“I was very good with my ear always, and so obviously the Suzuki method just completely enhanced my inner creativity and provoked me to think outside the box…It's the fact that through the Suzuki Method and through the philosophy Suzuki had, it's okay to have fun while playing – in fact, it's a must, it's encouraged, is the sole reason why Time for Three plays, it's the sole reason why we're able to communicate with such abroad audience, most of which don't go to classical music concerts, and why we are able to do such creative programs.” –Nick Kendall
Nick’s creativity was sparked by Suzuki? In all the Suzuki classes and lectures on film, thinking outside the box creativity and improvisation has never been a matter of concern. There are a lot of influences from American music in Nick’s Time For Three string trio.
Nick’s experience does not seem to align with that of Zachary DePue, the other violinist in Time For Three. Here is an excerpt from a 2007 interview he held with Violinist.com:
Caeli [interviewer]: Did all four of you [DePue brothers] share a teacher?
Zach: No, our dad was very careful to pick the right teacher personality for each boy. I started out in the Suzuki studio of Grace Baker. Then after a year I moved to the private studio of Vasile Beluska, a professor at Bowling Green State who's originally from Romania.
Caeli: You four were all trained in the classical tradition. When did you get into fiddling?
If, as Nick claims, Time For Three can attribute their very existence to the Suzuki Method, then I would be curious to know why Zach lasted just a year with the Suzuki Method at age 5.
Zach’s brother, Alex – an accomplished violinist who also improvises, composes/arranges, and leads ensembles in his own right – has more to say on the matter. In an email exchange dated May 11, 2012, he wrote:
"My teacher did use the Suzuki MATERIAL but he was such a GREAT teacher that the Suzuki “method”, as we know it, was ignored for the most part…I began private lessons at age five and was never involved with anything like Suzuki master-class-ish situations. If you're building robots, I'm sure that “method” works just fine. As a matter of fact, we already know it works…but no, not for me…I'll never forget that feeling of “graduation” when I began to work on the Bach A minor and moved away from the Suzuki material." -Alex DePue

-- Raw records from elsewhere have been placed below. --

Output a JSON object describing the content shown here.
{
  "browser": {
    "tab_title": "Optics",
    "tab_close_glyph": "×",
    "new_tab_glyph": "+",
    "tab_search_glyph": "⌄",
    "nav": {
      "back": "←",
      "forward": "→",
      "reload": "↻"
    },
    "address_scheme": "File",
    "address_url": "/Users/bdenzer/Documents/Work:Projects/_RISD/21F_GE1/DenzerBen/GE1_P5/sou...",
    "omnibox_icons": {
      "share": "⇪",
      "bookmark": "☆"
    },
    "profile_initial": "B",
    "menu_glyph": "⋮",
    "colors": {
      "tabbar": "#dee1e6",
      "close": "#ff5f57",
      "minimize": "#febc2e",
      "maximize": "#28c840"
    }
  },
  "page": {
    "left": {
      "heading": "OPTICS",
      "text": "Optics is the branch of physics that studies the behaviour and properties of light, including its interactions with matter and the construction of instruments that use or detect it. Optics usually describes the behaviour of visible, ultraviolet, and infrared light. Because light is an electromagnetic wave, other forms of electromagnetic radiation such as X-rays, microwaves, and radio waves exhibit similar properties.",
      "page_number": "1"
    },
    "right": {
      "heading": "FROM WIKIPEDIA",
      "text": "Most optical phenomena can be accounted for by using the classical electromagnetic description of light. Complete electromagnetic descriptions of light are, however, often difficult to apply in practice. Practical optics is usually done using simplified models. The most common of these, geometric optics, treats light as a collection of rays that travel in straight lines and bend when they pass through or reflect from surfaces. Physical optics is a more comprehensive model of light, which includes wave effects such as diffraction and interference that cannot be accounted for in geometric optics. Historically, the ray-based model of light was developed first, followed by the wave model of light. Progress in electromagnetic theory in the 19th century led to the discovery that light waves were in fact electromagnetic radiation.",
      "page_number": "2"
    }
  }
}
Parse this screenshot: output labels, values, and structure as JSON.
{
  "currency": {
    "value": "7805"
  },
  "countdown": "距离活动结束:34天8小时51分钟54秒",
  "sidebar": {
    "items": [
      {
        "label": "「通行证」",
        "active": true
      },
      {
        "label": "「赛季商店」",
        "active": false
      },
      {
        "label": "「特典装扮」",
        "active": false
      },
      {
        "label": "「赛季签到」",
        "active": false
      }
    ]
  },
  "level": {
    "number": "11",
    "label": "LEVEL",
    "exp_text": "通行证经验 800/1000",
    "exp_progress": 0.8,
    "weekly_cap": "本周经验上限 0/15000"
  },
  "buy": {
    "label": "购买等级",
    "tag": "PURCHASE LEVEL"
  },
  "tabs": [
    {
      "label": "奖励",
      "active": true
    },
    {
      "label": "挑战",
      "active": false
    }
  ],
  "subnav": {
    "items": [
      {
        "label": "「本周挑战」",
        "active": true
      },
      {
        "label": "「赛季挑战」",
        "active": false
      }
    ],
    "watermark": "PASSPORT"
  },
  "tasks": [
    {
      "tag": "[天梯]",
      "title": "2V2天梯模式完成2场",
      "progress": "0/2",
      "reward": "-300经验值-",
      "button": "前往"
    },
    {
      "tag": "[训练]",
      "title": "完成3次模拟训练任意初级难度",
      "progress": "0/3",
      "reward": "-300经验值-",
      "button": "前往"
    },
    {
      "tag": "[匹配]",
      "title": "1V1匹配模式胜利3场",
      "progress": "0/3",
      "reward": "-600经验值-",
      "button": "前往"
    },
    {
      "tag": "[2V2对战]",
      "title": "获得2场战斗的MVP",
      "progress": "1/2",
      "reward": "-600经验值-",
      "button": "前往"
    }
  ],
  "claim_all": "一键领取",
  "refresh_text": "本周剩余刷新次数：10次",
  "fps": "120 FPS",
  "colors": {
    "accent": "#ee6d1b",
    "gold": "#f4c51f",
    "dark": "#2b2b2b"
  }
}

I’d like to call this a bit of a conundrum. Closely associated musicians with analogous careers have such disparate perspectives on the creativity inherent in the Suzuki Method. It is apparent though, that the latest Suzuki Journal issue indicates they are now ready to embrace the very principles and concepts I have been talking about the last three years to teachers, students, schools and the press regarding the contents of the O’Connor Method. As one representative of a major retailer carrying the Suzuki Method wrote to me after reading the new articles in their Journal, “It’s extremely interesting and quite amazing…they can’t ignore your teachings. Sort of an ‘if you can’t beat ‘em, join ‘em’ approach.”